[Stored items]
---+---
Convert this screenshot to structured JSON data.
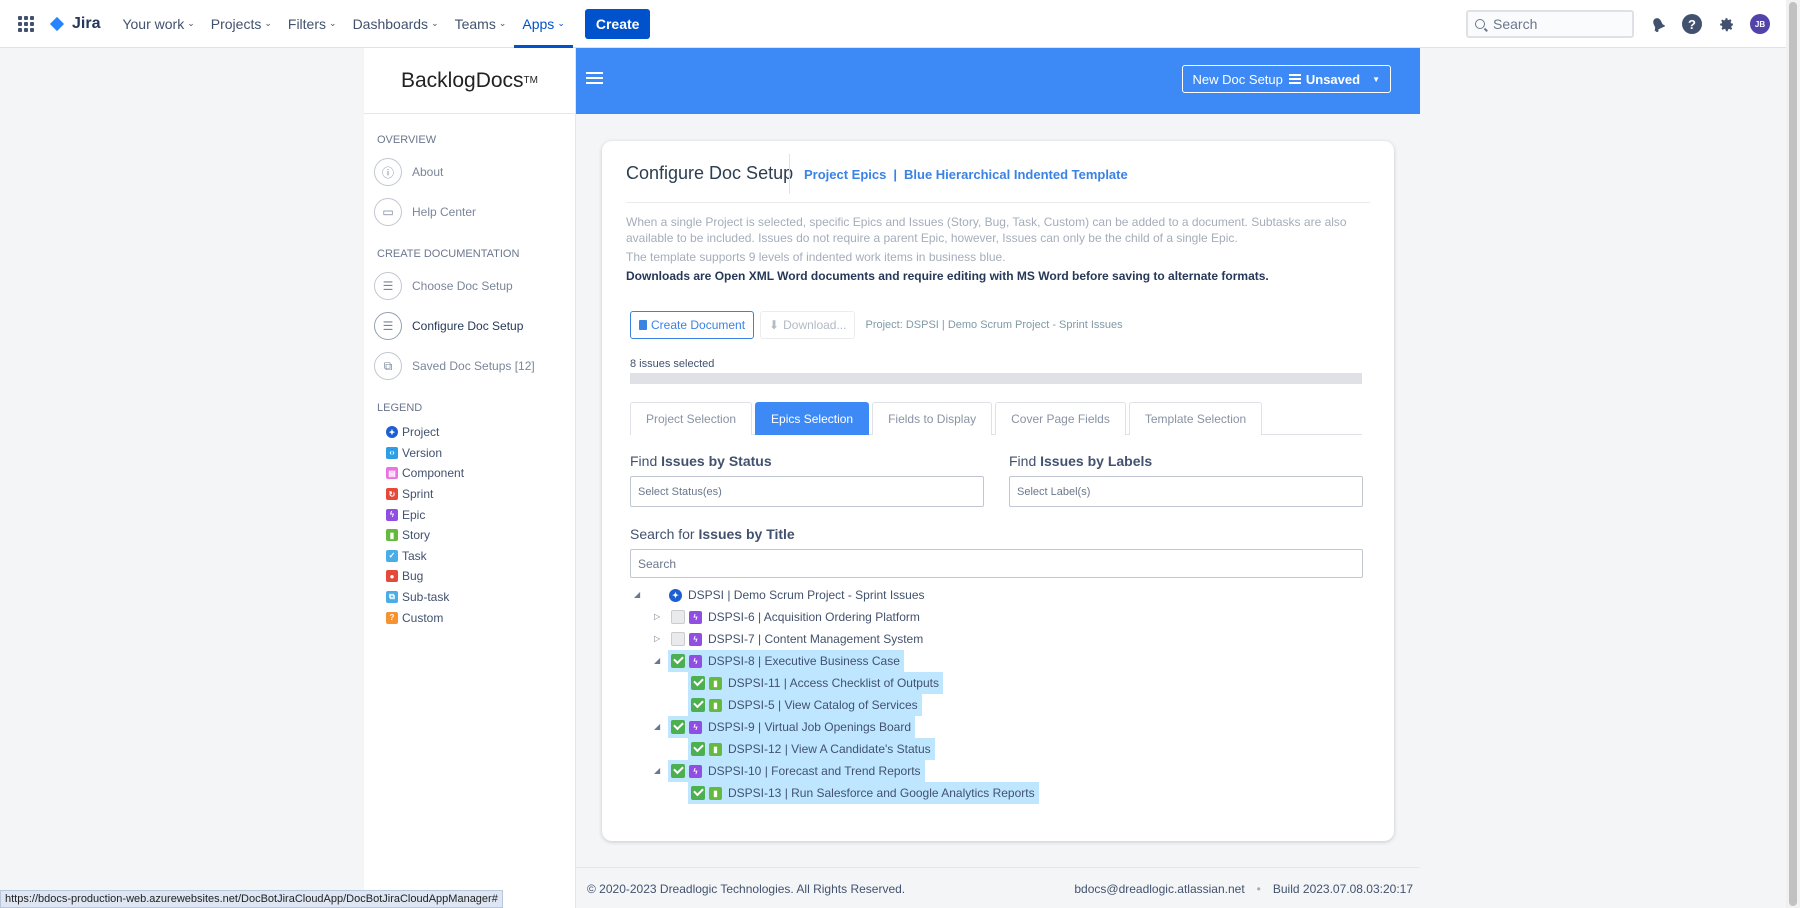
{
  "topnav": {
    "logo": "Jira",
    "items": [
      {
        "label": "Your work"
      },
      {
        "label": "Projects"
      },
      {
        "label": "Filters"
      },
      {
        "label": "Dashboards"
      },
      {
        "label": "Teams"
      },
      {
        "label": "Apps"
      }
    ],
    "active_item": "Apps",
    "create_label": "Create",
    "search_placeholder": "Search",
    "avatar_initials": "JB"
  },
  "sidebar": {
    "brand": "BacklogDocs",
    "brand_tm": "TM",
    "overview_heading": "OVERVIEW",
    "overview_items": [
      {
        "label": "About",
        "icon": "info-icon"
      },
      {
        "label": "Help Center",
        "icon": "chat-icon"
      }
    ],
    "create_heading": "CREATE DOCUMENTATION",
    "create_items": [
      {
        "label": "Choose Doc Setup",
        "icon": "list-icon"
      },
      {
        "label": "Configure Doc Setup",
        "icon": "list-icon"
      },
      {
        "label": "Saved Doc Setups [12]",
        "icon": "copy-icon"
      }
    ],
    "current_item": "Configure Doc Setup",
    "legend_heading": "LEGEND",
    "legend": [
      {
        "label": "Project",
        "color": "#1d5fd1"
      },
      {
        "label": "Version",
        "color": "#2d9ee5"
      },
      {
        "label": "Component",
        "color": "#e774e0"
      },
      {
        "label": "Sprint",
        "color": "#e5493a"
      },
      {
        "label": "Epic",
        "color": "#904ee2"
      },
      {
        "label": "Story",
        "color": "#63ba3c"
      },
      {
        "label": "Task",
        "color": "#4bade8"
      },
      {
        "label": "Bug",
        "color": "#e5493a"
      },
      {
        "label": "Sub-task",
        "color": "#4bade8"
      },
      {
        "label": "Custom",
        "color": "#f79232"
      }
    ]
  },
  "header": {
    "setup_label": "New Doc Setup",
    "setup_state": "Unsaved"
  },
  "card": {
    "title": "Configure Doc Setup",
    "subtitle_a": "Project Epics",
    "subtitle_sep": "|",
    "subtitle_b": "Blue Hierarchical Indented Template",
    "desc1": "When a single Project is selected, specific Epics and Issues (Story, Bug, Task, Custom) can be added to a document. Subtasks are also available to be included. Issues do not require a parent Epic, however, Issues can only be the child of a single Epic.",
    "desc2": "The template supports 9 levels of indented work items in business blue.",
    "desc3": "Downloads are Open XML Word documents and require editing with MS Word before saving to alternate formats.",
    "create_doc_label": "Create Document",
    "download_label": "Download...",
    "project_note": "Project: DSPSI | Demo Scrum Project - Sprint Issues",
    "issues_selected": "8 issues selected",
    "tabs": [
      {
        "label": "Project Selection"
      },
      {
        "label": "Epics Selection"
      },
      {
        "label": "Fields to Display"
      },
      {
        "label": "Cover Page Fields"
      },
      {
        "label": "Template Selection"
      }
    ],
    "active_tab": "Epics Selection",
    "status_label_a": "Find",
    "status_label_b": "Issues by Status",
    "status_placeholder": "Select Status(es)",
    "labels_label_a": "Find",
    "labels_label_b": "Issues by Labels",
    "labels_placeholder": "Select Label(s)",
    "title_search_label_a": "Search for",
    "title_search_label_b": "Issues by Title",
    "title_search_placeholder": "Search"
  },
  "tree": [
    {
      "label": "DSPSI | Demo Scrum Project - Sprint Issues",
      "type": "project",
      "level": 0,
      "state": "partial",
      "expand": "open",
      "selected": false
    },
    {
      "label": "DSPSI-6 | Acquisition Ordering Platform",
      "type": "epic",
      "level": 1,
      "state": "off",
      "expand": "closed",
      "selected": false
    },
    {
      "label": "DSPSI-7 | Content Management System",
      "type": "epic",
      "level": 1,
      "state": "off",
      "expand": "closed",
      "selected": false
    },
    {
      "label": "DSPSI-8 | Executive Business Case",
      "type": "epic",
      "level": 1,
      "state": "on",
      "expand": "open",
      "selected": true
    },
    {
      "label": "DSPSI-11 | Access Checklist of Outputs",
      "type": "story",
      "level": 2,
      "state": "on",
      "expand": "none",
      "selected": true
    },
    {
      "label": "DSPSI-5 | View Catalog of Services",
      "type": "story",
      "level": 2,
      "state": "on",
      "expand": "none",
      "selected": true
    },
    {
      "label": "DSPSI-9 | Virtual Job Openings Board",
      "type": "epic",
      "level": 1,
      "state": "on",
      "expand": "open",
      "selected": true
    },
    {
      "label": "DSPSI-12 | View A Candidate's Status",
      "type": "story",
      "level": 2,
      "state": "on",
      "expand": "none",
      "selected": true
    },
    {
      "label": "DSPSI-10 | Forecast and Trend Reports",
      "type": "epic",
      "level": 1,
      "state": "on",
      "expand": "open",
      "selected": true
    },
    {
      "label": "DSPSI-13 | Run Salesforce and Google Analytics Reports",
      "type": "story",
      "level": 2,
      "state": "on",
      "expand": "none",
      "selected": true
    }
  ],
  "footer": {
    "copyright": "© 2020-2023 Dreadlogic Technologies. All Rights Reserved.",
    "email": "bdocs@dreadlogic.atlassian.net",
    "build": "Build 2023.07.08.03:20:17"
  },
  "status_url": "https://bdocs-production-web.azurewebsites.net/DocBotJiraCloudApp/DocBotJiraCloudAppManager#"
}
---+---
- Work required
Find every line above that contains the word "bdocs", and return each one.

- Result of the task
    "email": "bdocs@dreadlogic.atlassian.net",
  "status_url": "https://bdocs-production-web.azurewebsites.net/DocBotJiraCloudApp/DocBotJiraCloudAppManager#"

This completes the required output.